First-generation college student Perla Encarnacion's first in-person laboratory classroom experience initially interested her in the biomedical field. Her interest in the laboratory environment developed as she considered how she might turn her new passion into a career, a continuously growing interest. The NIH, T-34 Bridges Program introduced her to Dr. Giza. Together, they will conduct research on neuroplasticity and the effects that various modifications may have on an individual.
What is the minimum GPA required to apply?
3.2 however each candidate’s full application is reviewed and considered.
Do I have to be a science major?
No, anyone interested and curious about the sciences are encouraged apply.
Do I need a letter of recommendation?
We just need a professor’s name and email. It always helps to have one though.
Do I have to transfer to CCNY?
Yes, it is a requirement to be considered for the program.
I just graduated with an Associate’s Degree and will be starting at CCNY in the fall, do I qualify to apply?
Unfortunately, the grant requires candidates to spend their last year at BMCC (2 semesters left at BMCC)
My application is late. Will I still be considered?
Yes, please notify Hawai Kwok, firstname.lastname@example.org .
How do I know if my background qualifies as under-represented?
1. Individuals from racial and ethnic backgrounds such as: Black or African Americans, Hispanics or Latinos, American Indians or Alaska Natives, Native Hawaiians and other Pacific Islanders.
2. Individuals with disabilities, who are defined as those with a physical or mental impairment that substantially limits one or more major life activities, as described in the Americans with Disabilities Act of 1990, as amended.
3. Individuals from disadvantaged backgrounds, defined as those who meet two or more of the following criteria:
- Were or currently are homeless, as defined by the McKinney-Vento Homeless Assistance Act.
- Were or currently are in the foster care system, as defined by the Administration for Children and Families.
- Were eligible for the Federal Free and Reduced Lunch Program for two or more years.
- Have/had no parents or legal guardians who completed a bachelor’s degree.
- Were or currently are eligible for Federal Pell grants.
- Received support from the Special Supplemental Nutrition Program for Women, Infants and Children (WIC) as a parent or child.
Do I have to be a citizen to qualify?
Trainees must be a citizen or a noncitizen national* of the United States or have been lawfully admitted for permanent residence at the time of appointment.
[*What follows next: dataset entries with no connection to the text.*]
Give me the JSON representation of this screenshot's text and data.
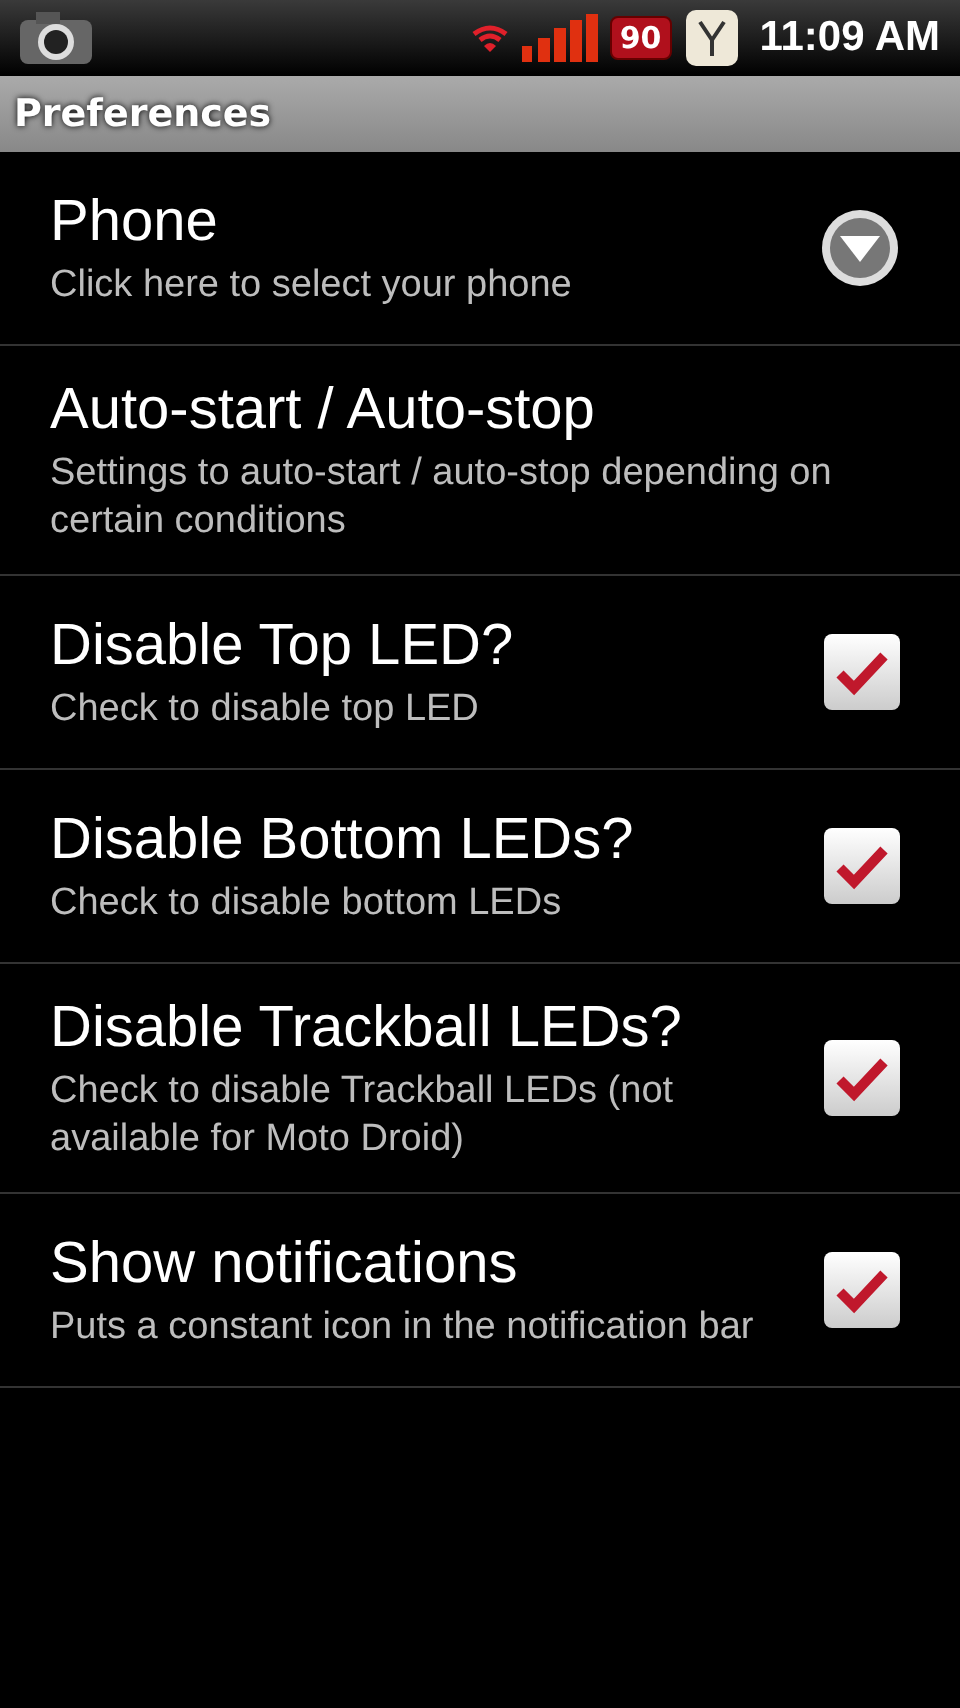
{
  "status_bar": {
    "battery_badge": "90",
    "time": "11:09 AM"
  },
  "title_bar": {
    "title": "Preferences"
  },
  "preferences": [
    {
      "kind": "dropdown",
      "title": "Phone",
      "summary": "Click here to select your phone"
    },
    {
      "kind": "screen",
      "title": "Auto-start / Auto-stop",
      "summary": "Settings to auto-start / auto-stop depending on certain conditions"
    },
    {
      "kind": "checkbox",
      "title": "Disable Top LED?",
      "summary": "Check to disable top LED",
      "checked": true
    },
    {
      "kind": "checkbox",
      "title": "Disable Bottom LEDs?",
      "summary": "Check to disable bottom LEDs",
      "checked": true
    },
    {
      "kind": "checkbox",
      "title": "Disable Trackball LEDs?",
      "summary": "Check to disable Trackball LEDs (not available for Moto Droid)",
      "checked": true
    },
    {
      "kind": "checkbox",
      "title": "Show notifications",
      "summary": "Puts a constant icon in the notification bar",
      "checked": true
    }
  ]
}
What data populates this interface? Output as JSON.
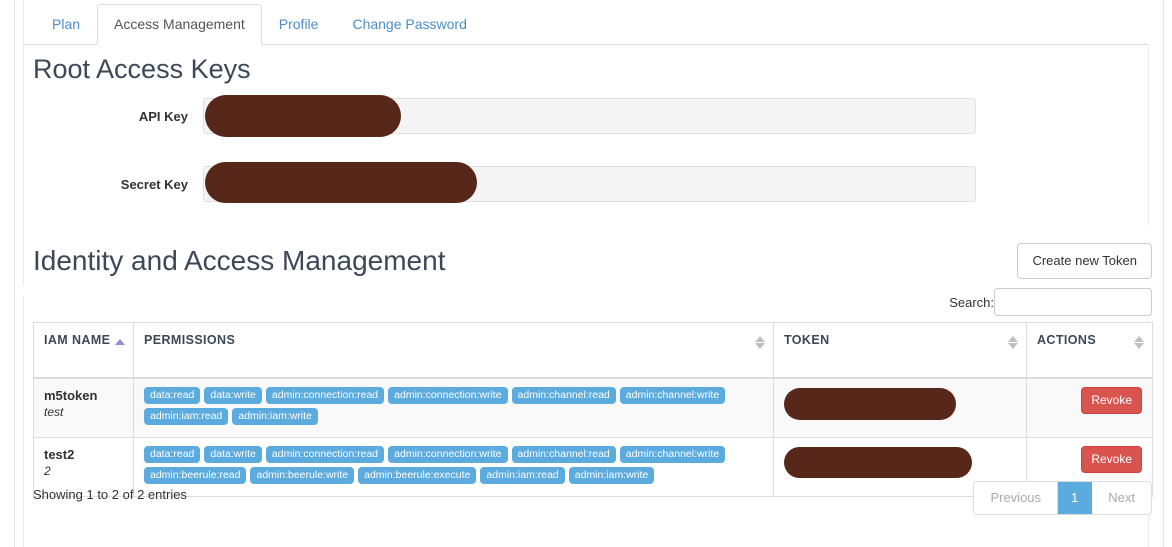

An individual lawfully admitted for permanent residence must possess an alien registration receipt card (I-551) prior to appointment on the grant.
**Individuals on temporary visas, those seeking asylum or refugees, or those supported through the Deferred Action for Childhood Arrivals (DACA) program are not eligible for support through NIH NRSA programs**
Still have more questions?
Please reach out to Hawai Kwok, email@example.com
Last Updated: 05/05/2023 10:37